Australian Federal Police will front a parliamentary committee in coming weeks to explain their role in the arrest of the Bali Nine a decade ago.
Wednesday’s execution of Andrew Chan and Myuran Sukumaran have renewed calls for AFP involvement to be investigated, despite a Federal Court ruling in 2006 finding the AFP acted appropriately by sharing information about the drug smugglers with Indonesian authorities.
In 2005, the AFP provided details to Indonesian authorities about the heroin smuggling plot before members of the Bali Nine departed Australia, and advised Indonesia to “take what action they deem appropriate”.
On Tuesday, Foreign Minister Julie Bishop said she was satisfied with the reviews into AFP involvement, but Senator Nick Xenophon said more questions needed to be asked.
Senator Xenophon said he intended to question AFP officials at an upcoming Senate estimates hearing in May.
The AFP said now the legal process had been completed it would answer questions from journalists.
The press conference has been delayed out of respect for the Chan and Sukumaran families.
Brisbane-based lawyer Bob Myers, a friend of the father of Bali Nine member Scott Rush, said the AFP must bear responsibility.
He said he reached out to the AFP in a bid to stop Mr Rush leaving Australia for Bali as part of the drug smuggling operation, but said his pleas fell on deaf ears.
“This is a black day for the AFP, a day they deliberately exposed nine Australians to the death penalty,” Mr Myers said on Wednesday.
Last month, AFP Commissioner Andrew Colvin said the force would not be responsible for the deaths of Mr Chan and Mr Sukumaran if they were executed.
“Put simply, do we have blood on our hands? No,” Mr Colvin said.

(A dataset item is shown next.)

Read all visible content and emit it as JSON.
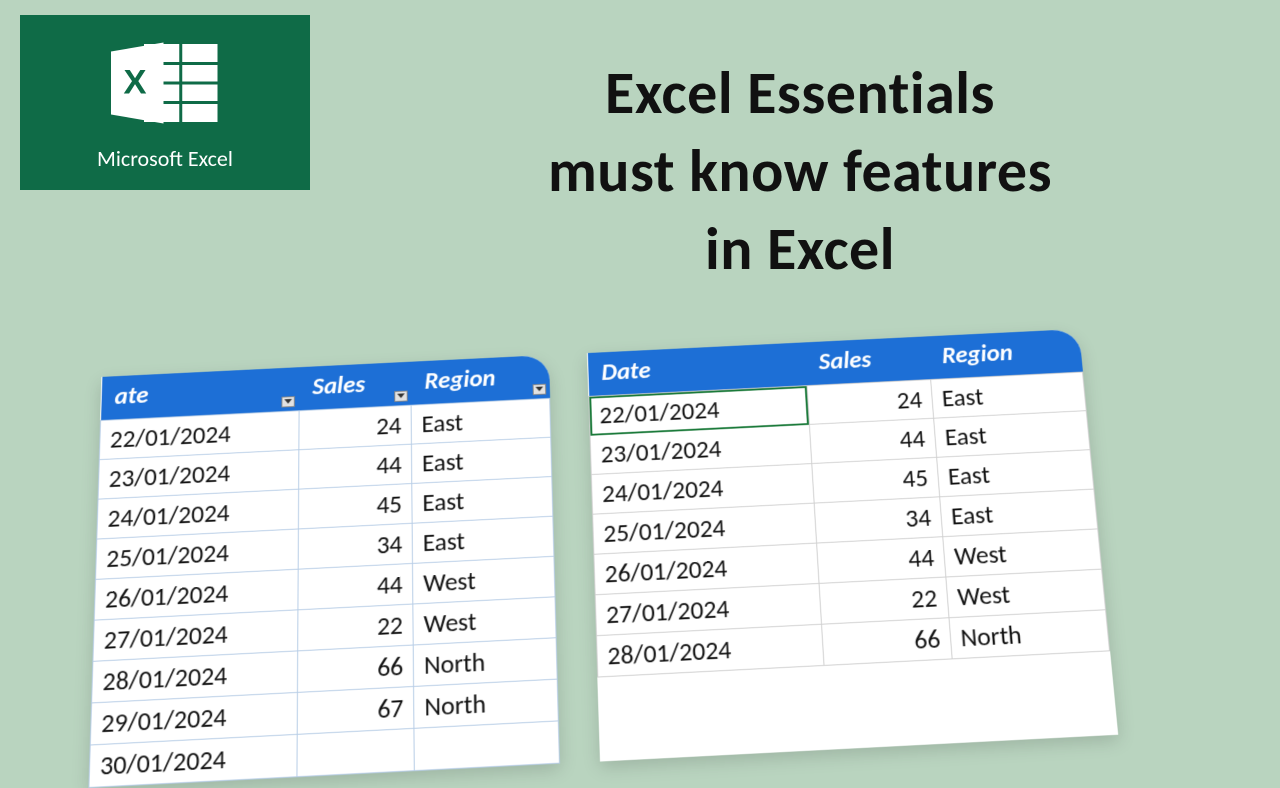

The comments from AFP officials and Ms Bishop are at odds with former foreign minister Bob Carr, who on ABC’s 7.30 program last month said the AFP needed to clarify its involvement.
“Having spoken to some of the families of the Bali Nine over the years, I think [the AFP] probably need a more robust defence of their position,” Mr Carr said.
“Otherwise it looks like they allowed this ill-fated expedition to go ahead without considering the consequences with arrests being made on Indonesian soil, subject to the death penalty.”
AFP Deputy Commissioner Graham Ashton said he agreed with Mr Carr’s point that the AFP needed to say more, but denied the force would be responsible for the men’s deaths.
“The AFP does not have blood on its hands,” Mr Ashton said.
– with AAP